DATA SUPPLIED Block Start
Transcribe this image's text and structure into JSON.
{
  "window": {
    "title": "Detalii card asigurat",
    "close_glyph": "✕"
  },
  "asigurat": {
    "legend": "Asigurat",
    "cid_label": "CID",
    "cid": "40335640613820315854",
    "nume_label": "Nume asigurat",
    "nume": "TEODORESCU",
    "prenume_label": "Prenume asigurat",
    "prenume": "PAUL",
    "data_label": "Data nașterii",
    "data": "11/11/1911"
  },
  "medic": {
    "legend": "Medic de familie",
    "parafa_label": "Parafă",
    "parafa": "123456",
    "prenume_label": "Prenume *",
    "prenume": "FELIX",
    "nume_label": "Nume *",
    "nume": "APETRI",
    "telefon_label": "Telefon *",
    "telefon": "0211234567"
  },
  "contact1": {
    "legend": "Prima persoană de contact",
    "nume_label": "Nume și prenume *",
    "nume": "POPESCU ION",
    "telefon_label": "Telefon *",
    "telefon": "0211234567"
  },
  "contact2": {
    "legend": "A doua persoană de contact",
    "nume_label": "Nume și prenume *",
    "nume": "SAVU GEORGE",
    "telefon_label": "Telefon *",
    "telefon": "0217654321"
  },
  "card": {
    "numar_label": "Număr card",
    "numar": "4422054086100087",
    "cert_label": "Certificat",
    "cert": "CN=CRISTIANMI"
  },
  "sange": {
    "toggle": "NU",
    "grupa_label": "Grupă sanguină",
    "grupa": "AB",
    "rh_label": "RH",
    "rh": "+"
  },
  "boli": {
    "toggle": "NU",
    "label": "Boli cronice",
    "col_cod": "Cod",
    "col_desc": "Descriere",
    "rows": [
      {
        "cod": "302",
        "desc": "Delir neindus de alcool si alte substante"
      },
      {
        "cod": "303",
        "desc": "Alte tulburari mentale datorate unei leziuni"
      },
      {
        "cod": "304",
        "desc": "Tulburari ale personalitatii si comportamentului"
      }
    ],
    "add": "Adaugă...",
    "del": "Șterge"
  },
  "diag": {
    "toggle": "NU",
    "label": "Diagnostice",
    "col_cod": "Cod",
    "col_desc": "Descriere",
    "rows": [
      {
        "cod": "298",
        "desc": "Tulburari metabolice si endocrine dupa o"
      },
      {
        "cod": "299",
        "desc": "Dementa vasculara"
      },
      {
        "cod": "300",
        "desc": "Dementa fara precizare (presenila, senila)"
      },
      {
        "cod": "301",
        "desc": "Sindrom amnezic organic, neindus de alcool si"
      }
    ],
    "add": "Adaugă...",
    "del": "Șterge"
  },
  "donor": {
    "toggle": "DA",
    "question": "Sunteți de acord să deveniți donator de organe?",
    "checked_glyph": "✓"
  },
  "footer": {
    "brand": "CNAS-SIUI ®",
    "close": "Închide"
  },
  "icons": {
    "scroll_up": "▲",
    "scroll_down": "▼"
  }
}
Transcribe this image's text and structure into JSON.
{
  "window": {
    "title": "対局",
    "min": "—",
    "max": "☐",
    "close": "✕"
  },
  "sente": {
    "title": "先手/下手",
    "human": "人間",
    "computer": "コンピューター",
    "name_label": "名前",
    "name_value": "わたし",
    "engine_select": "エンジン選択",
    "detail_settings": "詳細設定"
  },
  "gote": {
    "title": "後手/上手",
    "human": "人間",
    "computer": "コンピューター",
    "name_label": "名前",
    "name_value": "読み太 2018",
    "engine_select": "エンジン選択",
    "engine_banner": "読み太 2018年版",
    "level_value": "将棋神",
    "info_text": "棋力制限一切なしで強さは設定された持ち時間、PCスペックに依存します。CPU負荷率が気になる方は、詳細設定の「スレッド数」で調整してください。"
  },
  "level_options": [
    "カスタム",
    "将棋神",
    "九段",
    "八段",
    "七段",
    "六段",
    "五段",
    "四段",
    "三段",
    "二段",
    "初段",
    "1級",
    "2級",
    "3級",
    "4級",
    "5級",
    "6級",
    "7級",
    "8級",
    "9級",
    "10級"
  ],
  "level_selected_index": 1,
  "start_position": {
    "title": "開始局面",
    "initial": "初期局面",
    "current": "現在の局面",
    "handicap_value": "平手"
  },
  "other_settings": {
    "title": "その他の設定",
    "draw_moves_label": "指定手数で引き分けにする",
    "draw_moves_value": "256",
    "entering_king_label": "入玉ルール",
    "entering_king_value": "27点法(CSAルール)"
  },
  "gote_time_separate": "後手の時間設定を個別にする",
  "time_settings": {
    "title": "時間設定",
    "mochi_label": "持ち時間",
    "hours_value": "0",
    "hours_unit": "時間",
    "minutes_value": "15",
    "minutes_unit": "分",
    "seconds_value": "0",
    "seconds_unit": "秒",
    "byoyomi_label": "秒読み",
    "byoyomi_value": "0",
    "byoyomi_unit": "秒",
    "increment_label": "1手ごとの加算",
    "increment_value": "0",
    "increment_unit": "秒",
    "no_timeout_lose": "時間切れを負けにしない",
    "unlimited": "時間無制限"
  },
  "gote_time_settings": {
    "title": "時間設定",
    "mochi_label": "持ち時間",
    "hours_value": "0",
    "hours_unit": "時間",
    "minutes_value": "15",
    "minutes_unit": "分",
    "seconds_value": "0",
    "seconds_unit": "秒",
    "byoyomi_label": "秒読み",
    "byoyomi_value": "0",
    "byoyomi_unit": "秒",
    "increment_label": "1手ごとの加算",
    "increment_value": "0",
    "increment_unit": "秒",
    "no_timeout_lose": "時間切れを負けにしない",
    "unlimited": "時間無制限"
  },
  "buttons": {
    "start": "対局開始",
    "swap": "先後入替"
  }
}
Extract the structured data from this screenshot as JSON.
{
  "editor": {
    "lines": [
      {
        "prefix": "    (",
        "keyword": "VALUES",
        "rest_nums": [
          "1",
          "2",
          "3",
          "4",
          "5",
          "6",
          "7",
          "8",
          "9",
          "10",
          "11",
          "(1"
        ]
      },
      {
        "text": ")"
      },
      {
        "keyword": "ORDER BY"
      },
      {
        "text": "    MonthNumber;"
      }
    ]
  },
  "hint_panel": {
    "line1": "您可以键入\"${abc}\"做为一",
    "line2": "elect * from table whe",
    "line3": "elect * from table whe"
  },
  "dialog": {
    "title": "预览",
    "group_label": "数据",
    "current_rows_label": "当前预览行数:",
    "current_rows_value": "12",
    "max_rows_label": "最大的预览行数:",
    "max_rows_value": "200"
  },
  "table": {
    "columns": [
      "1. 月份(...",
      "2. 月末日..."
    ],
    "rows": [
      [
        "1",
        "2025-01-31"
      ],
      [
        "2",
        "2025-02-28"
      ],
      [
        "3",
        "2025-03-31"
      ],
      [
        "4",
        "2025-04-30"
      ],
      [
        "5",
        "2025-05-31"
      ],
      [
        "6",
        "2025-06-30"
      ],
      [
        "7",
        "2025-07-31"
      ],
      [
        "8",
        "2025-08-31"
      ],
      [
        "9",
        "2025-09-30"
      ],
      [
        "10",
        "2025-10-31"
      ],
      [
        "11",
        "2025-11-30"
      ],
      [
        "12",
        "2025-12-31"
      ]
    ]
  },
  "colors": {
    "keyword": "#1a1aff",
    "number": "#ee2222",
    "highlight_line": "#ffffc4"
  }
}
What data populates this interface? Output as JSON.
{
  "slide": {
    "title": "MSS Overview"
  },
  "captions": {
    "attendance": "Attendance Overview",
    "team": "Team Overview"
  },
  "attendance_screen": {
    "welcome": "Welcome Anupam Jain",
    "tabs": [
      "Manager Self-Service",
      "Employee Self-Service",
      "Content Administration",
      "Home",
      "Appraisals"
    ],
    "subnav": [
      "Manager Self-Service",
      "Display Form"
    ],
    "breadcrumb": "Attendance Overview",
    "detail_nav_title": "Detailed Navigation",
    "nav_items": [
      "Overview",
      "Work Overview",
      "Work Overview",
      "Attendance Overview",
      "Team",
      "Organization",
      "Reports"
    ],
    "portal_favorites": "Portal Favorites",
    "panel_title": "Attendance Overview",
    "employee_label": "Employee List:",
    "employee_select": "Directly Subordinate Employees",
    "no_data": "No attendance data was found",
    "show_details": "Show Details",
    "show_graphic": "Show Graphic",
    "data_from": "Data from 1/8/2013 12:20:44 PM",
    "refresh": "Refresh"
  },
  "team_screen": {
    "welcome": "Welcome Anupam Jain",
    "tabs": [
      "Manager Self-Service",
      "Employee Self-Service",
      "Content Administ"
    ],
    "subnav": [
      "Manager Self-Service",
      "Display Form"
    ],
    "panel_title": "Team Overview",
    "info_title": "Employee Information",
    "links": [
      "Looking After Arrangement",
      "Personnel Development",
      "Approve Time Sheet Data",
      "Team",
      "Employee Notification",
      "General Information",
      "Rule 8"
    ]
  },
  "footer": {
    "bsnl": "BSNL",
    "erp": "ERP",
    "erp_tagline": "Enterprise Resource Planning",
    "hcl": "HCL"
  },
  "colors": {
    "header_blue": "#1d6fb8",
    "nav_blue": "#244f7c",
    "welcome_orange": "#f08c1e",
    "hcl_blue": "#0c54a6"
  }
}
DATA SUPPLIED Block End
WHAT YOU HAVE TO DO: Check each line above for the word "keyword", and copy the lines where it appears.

TASK RESULT:
        "keyword": "VALUES",
        "keyword": "ORDER BY"
    "keyword": "#1a1aff",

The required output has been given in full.